▶ [WHAT IS REQUIRED]: For the word "icon", copy every line of the material that includes it.

▶ [INFORMATION]:
◆ ◆ ◆

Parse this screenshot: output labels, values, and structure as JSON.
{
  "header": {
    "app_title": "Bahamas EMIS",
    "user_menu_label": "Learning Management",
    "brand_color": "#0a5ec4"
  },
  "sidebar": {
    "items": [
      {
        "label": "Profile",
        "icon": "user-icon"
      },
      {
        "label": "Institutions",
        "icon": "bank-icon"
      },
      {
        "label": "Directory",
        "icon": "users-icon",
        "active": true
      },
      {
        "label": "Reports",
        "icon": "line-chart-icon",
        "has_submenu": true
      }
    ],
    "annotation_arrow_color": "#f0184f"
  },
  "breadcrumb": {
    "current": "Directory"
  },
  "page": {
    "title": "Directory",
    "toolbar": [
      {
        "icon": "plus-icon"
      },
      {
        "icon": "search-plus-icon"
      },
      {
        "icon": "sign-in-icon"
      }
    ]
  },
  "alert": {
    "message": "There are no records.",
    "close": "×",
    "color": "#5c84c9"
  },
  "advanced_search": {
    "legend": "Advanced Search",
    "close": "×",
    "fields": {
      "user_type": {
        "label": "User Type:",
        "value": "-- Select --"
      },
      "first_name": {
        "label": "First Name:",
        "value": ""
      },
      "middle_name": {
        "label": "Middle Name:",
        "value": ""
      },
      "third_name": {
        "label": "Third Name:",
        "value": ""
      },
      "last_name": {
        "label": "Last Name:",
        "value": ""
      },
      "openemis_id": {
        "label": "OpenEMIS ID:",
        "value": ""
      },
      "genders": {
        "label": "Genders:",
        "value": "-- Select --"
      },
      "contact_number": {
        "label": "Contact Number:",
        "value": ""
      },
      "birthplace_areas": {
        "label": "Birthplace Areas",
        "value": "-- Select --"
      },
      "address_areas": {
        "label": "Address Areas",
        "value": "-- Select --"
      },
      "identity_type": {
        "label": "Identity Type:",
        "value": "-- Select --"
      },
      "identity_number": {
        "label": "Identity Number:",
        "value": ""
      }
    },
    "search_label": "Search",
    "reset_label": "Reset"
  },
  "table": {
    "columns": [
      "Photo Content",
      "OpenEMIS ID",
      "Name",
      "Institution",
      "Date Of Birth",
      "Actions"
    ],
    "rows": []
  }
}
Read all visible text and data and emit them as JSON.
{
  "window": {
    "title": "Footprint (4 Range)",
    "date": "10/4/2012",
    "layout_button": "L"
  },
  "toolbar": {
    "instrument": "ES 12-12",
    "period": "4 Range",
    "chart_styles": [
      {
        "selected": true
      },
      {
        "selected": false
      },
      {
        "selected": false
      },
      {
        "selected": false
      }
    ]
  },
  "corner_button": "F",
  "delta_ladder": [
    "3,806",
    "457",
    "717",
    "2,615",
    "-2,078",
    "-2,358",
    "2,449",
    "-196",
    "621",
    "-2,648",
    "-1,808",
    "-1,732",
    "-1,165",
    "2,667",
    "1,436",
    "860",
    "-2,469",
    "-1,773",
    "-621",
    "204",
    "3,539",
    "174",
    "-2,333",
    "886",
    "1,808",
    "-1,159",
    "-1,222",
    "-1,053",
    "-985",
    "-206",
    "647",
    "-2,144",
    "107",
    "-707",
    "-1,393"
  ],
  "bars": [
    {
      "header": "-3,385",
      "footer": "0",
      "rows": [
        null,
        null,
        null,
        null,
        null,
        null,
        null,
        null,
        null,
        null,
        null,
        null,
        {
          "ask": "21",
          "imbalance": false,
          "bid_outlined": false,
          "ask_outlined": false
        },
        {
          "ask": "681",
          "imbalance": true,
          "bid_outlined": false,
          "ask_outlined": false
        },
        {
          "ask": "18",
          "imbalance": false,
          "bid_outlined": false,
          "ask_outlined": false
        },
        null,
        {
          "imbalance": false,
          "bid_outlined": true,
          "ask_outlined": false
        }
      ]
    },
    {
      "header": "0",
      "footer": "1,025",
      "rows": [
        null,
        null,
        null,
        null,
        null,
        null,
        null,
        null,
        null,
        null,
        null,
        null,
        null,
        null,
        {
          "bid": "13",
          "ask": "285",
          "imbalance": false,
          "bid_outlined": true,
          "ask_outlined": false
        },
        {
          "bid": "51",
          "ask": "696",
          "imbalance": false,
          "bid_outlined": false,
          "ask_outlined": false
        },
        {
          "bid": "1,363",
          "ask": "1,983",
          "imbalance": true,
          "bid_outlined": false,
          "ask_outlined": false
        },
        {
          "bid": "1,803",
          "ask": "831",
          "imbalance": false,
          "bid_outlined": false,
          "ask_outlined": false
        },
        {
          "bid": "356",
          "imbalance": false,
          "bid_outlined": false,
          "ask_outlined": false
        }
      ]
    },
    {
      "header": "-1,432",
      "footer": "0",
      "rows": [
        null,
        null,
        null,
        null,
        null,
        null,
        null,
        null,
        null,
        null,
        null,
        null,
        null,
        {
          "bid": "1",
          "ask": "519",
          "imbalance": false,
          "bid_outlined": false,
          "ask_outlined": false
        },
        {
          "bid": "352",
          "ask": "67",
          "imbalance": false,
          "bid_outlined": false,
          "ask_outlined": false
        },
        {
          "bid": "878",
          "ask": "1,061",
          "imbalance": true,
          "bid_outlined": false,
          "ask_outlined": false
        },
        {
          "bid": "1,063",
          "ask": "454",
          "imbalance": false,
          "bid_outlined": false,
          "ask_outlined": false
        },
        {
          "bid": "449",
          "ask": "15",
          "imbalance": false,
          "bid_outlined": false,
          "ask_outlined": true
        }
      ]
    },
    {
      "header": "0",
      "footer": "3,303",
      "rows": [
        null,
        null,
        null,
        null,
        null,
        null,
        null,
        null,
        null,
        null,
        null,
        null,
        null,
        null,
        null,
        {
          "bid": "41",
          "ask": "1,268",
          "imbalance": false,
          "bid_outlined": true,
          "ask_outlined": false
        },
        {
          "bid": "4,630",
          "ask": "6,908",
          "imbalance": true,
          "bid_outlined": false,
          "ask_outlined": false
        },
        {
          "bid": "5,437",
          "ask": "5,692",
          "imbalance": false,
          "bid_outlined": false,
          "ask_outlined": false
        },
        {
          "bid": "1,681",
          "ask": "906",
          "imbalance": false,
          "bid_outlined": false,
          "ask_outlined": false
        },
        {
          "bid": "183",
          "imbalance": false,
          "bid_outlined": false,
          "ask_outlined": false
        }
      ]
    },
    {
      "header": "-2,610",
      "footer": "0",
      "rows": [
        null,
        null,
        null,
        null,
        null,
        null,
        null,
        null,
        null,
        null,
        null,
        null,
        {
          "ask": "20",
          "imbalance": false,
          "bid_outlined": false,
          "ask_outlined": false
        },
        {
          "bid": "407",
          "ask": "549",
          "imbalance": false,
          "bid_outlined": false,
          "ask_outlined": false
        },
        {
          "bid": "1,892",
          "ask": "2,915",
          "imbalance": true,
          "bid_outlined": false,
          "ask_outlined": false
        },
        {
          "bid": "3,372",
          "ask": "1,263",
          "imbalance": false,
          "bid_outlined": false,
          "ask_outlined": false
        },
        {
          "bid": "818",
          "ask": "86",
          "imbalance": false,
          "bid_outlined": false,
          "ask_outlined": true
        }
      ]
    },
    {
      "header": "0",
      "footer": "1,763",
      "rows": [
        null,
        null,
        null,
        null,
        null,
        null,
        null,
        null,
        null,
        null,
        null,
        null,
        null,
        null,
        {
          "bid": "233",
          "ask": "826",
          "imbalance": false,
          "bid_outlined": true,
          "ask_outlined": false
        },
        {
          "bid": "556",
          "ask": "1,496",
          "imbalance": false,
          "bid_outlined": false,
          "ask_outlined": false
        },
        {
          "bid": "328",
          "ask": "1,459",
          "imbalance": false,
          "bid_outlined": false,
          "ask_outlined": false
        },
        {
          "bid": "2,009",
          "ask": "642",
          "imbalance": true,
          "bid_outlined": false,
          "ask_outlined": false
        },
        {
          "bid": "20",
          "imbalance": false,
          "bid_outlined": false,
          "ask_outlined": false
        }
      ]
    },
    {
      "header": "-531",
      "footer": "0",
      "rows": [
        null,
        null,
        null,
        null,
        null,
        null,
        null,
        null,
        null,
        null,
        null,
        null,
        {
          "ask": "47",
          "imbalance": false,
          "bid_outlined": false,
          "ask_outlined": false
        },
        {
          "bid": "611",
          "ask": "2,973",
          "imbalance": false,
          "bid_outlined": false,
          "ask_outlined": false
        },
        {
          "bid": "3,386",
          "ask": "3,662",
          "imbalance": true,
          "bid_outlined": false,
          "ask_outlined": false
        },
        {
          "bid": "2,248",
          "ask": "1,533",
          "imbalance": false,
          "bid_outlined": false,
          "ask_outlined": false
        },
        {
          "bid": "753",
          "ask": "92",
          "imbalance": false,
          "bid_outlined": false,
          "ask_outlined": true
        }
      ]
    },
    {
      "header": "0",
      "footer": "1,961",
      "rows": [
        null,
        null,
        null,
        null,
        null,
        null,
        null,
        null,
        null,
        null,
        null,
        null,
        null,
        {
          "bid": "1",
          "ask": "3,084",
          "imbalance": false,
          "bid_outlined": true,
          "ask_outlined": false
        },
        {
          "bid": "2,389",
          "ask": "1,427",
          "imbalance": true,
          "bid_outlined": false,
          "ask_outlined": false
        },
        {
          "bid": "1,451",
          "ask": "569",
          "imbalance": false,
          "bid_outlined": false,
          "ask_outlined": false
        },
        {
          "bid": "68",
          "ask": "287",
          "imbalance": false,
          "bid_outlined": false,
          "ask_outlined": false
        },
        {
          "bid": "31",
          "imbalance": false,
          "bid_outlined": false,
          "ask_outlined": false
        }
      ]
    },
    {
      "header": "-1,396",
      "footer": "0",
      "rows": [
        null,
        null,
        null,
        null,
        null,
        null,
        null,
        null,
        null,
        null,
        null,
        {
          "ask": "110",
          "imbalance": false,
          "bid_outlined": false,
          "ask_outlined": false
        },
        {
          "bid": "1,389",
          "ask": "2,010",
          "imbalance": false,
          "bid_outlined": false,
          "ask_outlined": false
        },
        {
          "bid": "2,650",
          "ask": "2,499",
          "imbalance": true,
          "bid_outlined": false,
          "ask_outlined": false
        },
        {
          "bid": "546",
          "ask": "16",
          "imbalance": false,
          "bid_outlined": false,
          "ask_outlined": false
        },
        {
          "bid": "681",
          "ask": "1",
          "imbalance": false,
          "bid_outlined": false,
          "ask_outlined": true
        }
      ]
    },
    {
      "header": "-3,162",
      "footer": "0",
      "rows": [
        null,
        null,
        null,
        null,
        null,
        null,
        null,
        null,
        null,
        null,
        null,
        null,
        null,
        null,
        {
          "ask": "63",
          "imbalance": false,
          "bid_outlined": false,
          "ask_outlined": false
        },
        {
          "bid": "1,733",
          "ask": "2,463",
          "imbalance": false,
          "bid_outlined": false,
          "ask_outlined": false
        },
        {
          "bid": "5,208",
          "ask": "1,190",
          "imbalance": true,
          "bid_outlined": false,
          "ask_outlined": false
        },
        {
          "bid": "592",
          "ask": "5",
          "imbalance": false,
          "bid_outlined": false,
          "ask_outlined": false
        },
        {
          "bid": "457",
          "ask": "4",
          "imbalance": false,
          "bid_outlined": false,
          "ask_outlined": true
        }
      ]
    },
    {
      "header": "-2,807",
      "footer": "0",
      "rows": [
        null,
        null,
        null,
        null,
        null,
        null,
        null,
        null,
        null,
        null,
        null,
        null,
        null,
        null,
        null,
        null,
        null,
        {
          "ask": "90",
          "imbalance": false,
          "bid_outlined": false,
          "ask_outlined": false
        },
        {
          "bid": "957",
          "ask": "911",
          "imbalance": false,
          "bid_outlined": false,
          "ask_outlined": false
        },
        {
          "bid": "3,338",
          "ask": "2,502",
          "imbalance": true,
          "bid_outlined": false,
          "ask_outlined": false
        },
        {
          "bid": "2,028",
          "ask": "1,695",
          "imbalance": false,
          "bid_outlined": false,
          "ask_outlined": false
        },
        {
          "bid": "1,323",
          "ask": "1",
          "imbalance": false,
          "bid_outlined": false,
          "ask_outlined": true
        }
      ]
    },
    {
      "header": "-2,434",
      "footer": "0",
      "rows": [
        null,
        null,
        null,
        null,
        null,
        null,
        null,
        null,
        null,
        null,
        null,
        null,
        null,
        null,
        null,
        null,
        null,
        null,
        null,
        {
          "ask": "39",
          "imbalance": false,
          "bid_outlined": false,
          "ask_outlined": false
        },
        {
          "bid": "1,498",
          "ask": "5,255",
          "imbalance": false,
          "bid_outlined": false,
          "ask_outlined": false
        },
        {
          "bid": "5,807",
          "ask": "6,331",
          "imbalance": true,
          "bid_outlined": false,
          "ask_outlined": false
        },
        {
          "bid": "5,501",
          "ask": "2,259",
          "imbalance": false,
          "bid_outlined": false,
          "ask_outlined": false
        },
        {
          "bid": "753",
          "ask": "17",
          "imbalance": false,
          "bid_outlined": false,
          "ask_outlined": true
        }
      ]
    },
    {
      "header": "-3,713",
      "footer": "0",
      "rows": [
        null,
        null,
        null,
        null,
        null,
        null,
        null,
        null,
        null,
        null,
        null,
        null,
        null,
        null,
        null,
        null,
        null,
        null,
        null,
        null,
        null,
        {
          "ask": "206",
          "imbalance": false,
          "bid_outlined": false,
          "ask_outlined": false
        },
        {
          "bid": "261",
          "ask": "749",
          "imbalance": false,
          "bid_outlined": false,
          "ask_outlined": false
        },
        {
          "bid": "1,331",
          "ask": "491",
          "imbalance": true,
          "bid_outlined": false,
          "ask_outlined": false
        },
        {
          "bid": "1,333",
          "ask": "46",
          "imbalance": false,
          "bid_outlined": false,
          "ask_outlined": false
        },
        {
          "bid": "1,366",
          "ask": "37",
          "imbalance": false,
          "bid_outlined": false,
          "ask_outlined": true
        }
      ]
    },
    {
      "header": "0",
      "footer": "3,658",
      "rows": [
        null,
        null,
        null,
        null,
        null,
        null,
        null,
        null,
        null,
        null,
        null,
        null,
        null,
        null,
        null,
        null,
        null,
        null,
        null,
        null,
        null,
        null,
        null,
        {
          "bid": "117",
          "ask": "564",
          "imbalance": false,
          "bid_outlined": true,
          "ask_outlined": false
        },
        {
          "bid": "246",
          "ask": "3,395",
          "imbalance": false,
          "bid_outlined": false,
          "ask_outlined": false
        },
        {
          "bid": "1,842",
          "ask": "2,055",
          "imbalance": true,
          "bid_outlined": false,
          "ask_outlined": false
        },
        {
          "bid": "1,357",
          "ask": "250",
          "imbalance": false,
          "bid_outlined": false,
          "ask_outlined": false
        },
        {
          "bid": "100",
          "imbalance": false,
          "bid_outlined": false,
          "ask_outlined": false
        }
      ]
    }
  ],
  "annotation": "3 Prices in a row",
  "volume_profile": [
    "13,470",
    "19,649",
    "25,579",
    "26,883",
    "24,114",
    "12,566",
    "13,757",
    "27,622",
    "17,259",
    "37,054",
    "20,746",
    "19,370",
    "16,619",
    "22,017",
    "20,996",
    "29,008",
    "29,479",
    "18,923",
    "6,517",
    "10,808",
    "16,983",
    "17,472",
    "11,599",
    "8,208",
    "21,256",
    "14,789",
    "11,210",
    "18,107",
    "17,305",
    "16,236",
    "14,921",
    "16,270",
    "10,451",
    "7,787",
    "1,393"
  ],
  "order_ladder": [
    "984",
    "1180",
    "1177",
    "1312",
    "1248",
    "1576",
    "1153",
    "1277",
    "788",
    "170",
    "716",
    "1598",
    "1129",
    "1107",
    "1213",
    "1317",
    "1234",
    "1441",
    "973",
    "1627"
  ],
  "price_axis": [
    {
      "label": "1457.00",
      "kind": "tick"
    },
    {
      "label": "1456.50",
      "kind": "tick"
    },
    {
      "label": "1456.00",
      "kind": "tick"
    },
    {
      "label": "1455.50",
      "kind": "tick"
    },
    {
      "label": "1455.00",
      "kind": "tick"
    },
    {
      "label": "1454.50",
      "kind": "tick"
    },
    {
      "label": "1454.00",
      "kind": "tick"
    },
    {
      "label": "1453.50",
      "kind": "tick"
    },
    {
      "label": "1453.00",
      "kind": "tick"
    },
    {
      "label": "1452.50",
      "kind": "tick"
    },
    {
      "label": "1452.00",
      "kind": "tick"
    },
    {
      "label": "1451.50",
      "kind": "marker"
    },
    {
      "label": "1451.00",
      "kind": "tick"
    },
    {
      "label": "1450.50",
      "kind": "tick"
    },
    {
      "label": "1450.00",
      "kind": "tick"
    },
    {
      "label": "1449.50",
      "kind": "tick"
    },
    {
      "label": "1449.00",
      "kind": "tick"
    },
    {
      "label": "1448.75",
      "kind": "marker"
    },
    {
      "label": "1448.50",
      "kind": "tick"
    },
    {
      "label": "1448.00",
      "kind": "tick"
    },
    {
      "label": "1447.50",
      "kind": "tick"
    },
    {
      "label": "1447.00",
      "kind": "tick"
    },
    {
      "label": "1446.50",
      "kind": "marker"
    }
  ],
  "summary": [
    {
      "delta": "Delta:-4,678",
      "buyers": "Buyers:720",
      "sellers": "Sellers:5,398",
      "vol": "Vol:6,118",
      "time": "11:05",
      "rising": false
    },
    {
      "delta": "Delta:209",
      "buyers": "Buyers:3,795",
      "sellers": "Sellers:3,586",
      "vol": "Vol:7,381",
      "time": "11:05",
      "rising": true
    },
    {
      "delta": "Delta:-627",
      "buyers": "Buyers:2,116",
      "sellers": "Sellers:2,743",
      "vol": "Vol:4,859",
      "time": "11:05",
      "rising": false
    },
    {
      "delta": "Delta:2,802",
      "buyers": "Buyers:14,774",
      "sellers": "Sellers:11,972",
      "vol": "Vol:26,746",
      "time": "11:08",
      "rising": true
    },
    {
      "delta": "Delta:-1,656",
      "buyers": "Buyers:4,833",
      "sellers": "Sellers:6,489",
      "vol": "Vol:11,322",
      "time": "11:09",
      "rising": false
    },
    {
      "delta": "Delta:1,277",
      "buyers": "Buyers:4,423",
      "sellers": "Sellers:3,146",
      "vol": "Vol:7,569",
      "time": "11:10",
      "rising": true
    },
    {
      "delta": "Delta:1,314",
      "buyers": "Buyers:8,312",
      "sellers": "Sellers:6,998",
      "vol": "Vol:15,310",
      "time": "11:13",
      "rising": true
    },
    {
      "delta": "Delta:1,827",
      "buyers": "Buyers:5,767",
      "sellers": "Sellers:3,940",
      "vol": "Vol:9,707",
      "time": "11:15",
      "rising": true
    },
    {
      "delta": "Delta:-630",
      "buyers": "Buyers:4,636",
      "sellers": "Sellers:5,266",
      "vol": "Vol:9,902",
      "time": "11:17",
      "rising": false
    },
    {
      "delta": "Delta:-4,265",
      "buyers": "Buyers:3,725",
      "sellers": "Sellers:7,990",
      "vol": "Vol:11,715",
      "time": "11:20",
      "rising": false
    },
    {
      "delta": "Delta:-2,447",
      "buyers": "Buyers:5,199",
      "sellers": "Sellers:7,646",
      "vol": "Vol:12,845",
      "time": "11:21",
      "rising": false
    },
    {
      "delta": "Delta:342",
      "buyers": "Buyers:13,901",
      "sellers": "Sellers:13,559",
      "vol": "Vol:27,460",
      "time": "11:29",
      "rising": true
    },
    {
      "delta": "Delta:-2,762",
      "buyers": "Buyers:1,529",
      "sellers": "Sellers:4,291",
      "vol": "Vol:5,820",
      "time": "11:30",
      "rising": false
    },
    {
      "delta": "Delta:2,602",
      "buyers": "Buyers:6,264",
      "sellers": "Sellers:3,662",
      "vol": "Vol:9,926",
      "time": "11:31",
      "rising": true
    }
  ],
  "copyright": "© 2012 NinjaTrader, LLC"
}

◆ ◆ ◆

▶ [OUTPUT BELOW]:
        "icon": "user-icon"
        "icon": "bank-icon"
        "icon": "users-icon",
        "icon": "line-chart-icon",
        "icon": "plus-icon"
        "icon": "search-plus-icon"
        "icon": "sign-in-icon"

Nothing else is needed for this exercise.